A surprise 18th birthday party for a student of the American University of Sharjah (AUS) turned into a "nightmare" for her and her family.
According to the parents of the student, T.J., the hostel management, instead of taking part in the event, decided to eject the student from her room for the summer semester following an argument between the parents and the management over the right of the student's father to attend the party.
Gulf News learnt that T.J's parents planned to hold a birthday party for their daughter at the AUS dorms, but the father was told that he cannot enter the building. The parents who came specially for this event from Abu Dhabi later organised a small party in the canteen.
However the argument between the parents and the receptionist of the dorms prior to the party was considered a serious offence by AUS. The management took the arbitrary decision to eject the first year student from the hostel with immediate effect. The management then broke open the closet and the locker of the student.
"Personal humiliation and ill-treatment inflicted by you and your immediate family members upon the residential halls staff is unacceptable. Threatening and ill-treatment of staff in performance of their duty is considered harassment and a breach of the policy," said the note received by the university student.
"I paid for the summer semester for my daughter but the university, without consulting me as the father of the student, took the arbitrary decision to kick my daughter out of the dorms," he said.
"I wish I had not celebrated the birthday of my daughter because I never expected such a harsh gift from the management of the university on this occasion," T.J.'s father said.
"We were left with two impractical options. Either my daughter drops out of the summer semester or I keep my daughter in one of the hotels in the city," he said.
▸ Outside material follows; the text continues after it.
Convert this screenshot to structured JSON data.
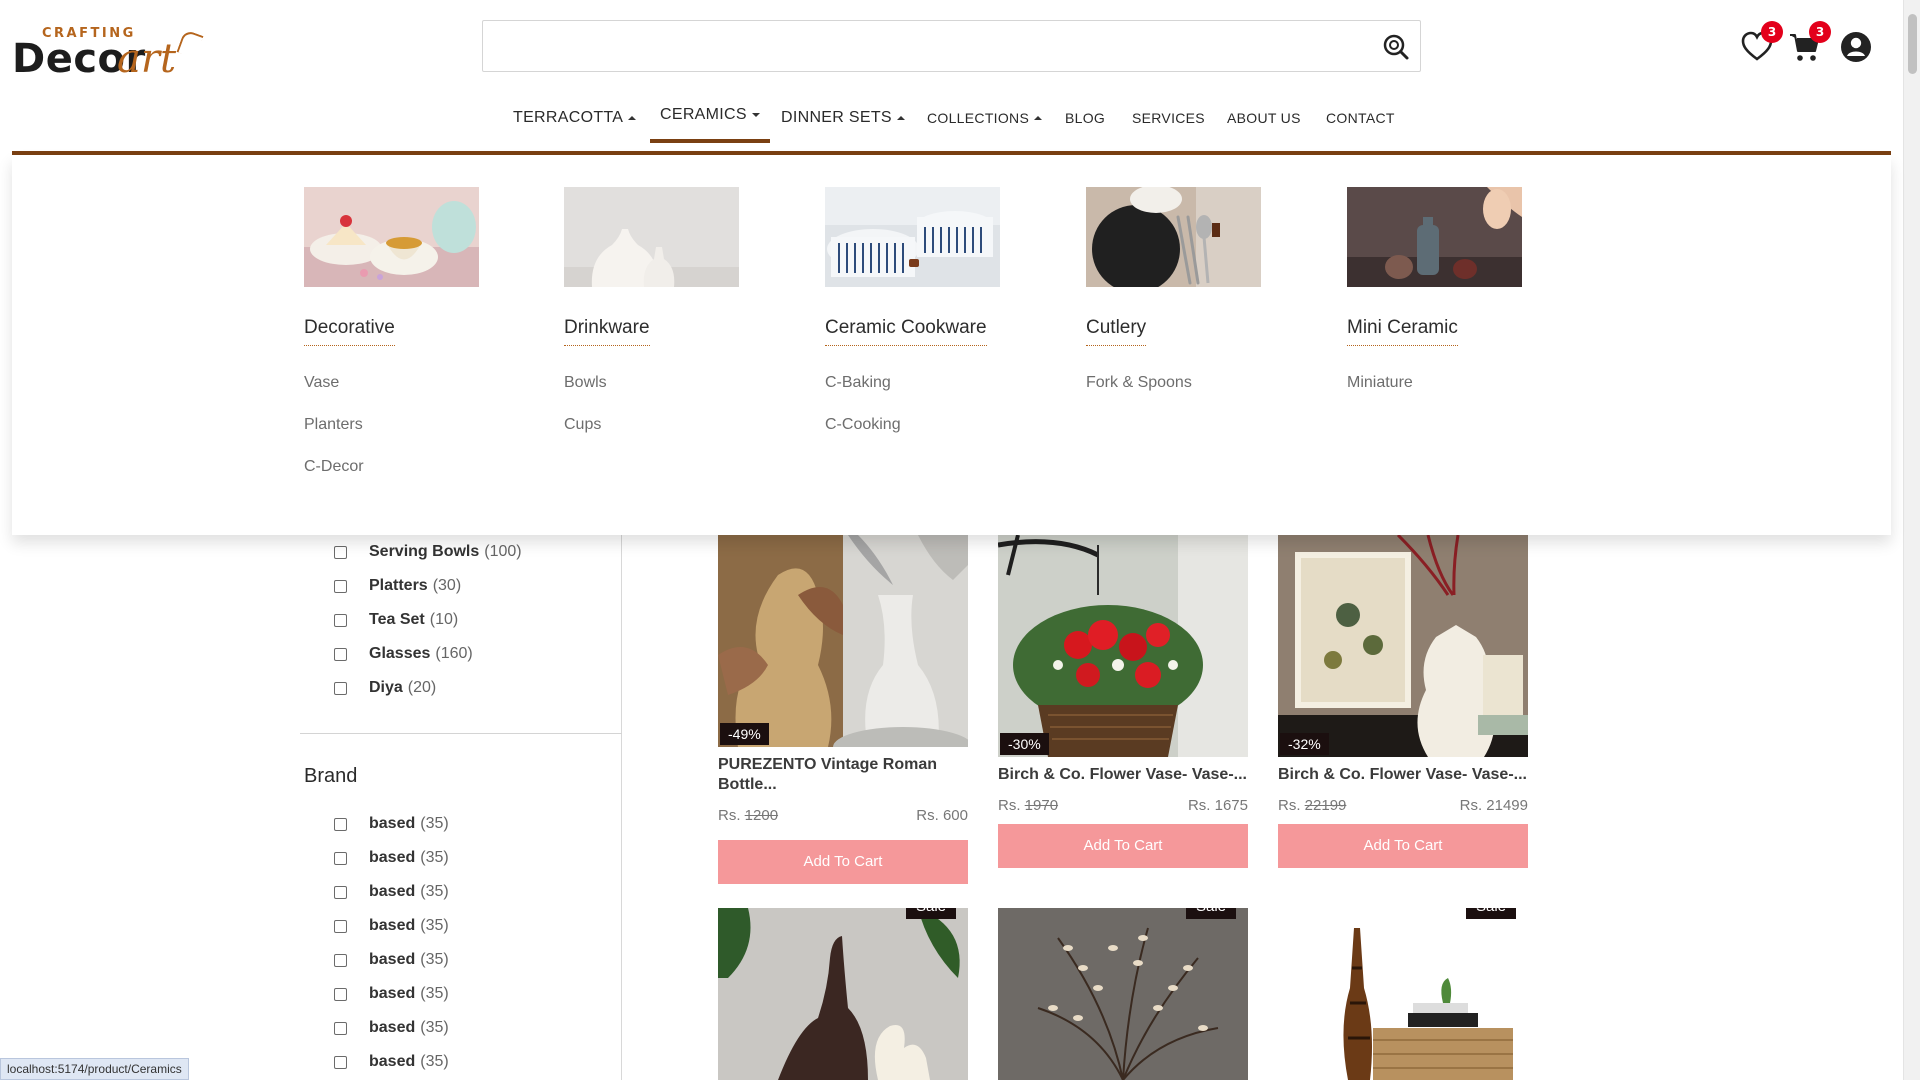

"Since we live in Abu Dhabi, cancelling the summer semester for my daughter means she will not be able to complete the academic requirements for the first year. The hotel option was also not acceptable to me, my wife and my daughter," he said.
"When we decided to send our daughter to AUS we did so because she would be in Arab Islamic environment," he said.
"We have access to Canadian universities and elsewhere in the world but Sharjah was our first option. The quality of education was also a strong advantage in favouring Sharjah against Canada where we have residence and relatives," he said.
The father said this is unfair and contradicts Arab and Islamic traditions of protecting women and not exposing them to this kind of treatment.
He said he tried to contact the AUS management but in vain. "After several attempts to contact them in the last more than ten days we were told that the dean, who took the decision, is on leave and she will be back on 26th of this month," he said.